### TO DO
Go through the records line by line and work out how many lines hold the word "price". Answer with the number only.

### RAW DATA

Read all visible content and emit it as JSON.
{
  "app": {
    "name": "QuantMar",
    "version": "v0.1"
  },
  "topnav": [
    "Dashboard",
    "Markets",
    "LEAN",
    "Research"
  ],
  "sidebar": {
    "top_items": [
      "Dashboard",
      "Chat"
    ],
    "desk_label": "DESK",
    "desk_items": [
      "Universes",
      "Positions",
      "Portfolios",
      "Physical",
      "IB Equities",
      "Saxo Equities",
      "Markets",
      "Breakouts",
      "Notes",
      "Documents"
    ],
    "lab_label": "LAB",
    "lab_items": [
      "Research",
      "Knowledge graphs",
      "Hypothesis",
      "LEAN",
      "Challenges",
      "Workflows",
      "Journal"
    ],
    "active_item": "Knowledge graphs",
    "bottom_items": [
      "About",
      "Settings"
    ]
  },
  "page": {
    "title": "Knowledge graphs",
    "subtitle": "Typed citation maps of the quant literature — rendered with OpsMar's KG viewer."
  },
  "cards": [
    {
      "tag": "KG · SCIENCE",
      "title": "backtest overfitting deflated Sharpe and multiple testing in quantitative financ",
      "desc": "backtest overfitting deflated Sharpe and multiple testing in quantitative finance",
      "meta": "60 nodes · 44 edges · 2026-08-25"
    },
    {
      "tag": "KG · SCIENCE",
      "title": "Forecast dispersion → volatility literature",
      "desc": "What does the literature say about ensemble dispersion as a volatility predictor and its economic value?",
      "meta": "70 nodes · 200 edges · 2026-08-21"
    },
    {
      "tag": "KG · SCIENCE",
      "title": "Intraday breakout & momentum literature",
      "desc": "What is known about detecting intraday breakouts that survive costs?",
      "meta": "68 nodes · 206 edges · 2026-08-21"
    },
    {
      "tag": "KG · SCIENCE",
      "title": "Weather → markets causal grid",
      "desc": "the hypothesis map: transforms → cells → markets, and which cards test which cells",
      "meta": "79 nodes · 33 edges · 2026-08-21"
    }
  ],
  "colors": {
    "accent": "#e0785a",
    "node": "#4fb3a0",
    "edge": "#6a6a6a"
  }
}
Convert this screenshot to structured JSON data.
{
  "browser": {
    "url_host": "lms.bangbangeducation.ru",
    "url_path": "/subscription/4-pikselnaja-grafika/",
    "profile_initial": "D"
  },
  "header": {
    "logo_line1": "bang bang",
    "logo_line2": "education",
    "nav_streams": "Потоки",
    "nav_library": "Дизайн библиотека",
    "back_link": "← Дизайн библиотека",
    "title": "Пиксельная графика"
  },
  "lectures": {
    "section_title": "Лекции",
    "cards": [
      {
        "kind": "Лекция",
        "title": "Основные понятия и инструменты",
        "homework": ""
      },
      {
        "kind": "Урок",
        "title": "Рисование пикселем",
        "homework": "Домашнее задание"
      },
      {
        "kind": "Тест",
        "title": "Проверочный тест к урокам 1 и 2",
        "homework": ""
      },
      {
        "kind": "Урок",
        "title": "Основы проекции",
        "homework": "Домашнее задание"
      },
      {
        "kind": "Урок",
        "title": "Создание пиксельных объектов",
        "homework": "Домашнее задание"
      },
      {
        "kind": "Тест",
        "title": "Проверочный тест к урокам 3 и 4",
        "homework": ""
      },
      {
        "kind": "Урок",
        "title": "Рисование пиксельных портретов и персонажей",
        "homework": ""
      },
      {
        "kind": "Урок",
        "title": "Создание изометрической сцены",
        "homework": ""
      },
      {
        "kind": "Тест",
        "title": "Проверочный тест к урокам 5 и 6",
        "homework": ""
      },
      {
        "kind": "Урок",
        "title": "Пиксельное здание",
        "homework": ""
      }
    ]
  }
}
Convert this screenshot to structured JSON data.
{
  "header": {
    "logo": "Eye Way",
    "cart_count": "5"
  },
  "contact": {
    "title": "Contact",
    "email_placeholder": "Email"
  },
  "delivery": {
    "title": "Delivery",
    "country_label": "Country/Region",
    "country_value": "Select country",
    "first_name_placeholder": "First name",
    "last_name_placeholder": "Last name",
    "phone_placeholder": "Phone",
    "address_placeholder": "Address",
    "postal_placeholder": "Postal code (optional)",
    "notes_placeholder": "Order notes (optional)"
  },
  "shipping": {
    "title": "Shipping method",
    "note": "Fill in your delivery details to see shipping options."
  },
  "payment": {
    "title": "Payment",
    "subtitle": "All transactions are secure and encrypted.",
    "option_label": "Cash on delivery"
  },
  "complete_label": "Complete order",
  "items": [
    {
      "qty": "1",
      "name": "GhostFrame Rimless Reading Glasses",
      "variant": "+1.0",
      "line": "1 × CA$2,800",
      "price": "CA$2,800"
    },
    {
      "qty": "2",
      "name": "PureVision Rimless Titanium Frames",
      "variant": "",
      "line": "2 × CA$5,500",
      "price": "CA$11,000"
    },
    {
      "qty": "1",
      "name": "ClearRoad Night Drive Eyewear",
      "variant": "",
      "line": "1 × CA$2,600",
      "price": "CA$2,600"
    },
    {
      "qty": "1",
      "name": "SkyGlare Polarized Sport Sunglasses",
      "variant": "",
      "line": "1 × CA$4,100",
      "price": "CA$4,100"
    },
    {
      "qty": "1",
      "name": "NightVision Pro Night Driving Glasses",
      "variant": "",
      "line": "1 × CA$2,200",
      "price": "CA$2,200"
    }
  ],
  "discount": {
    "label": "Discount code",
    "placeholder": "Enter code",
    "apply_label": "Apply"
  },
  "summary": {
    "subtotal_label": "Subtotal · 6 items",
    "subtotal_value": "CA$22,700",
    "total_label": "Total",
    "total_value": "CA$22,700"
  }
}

### RESULT BELOW
5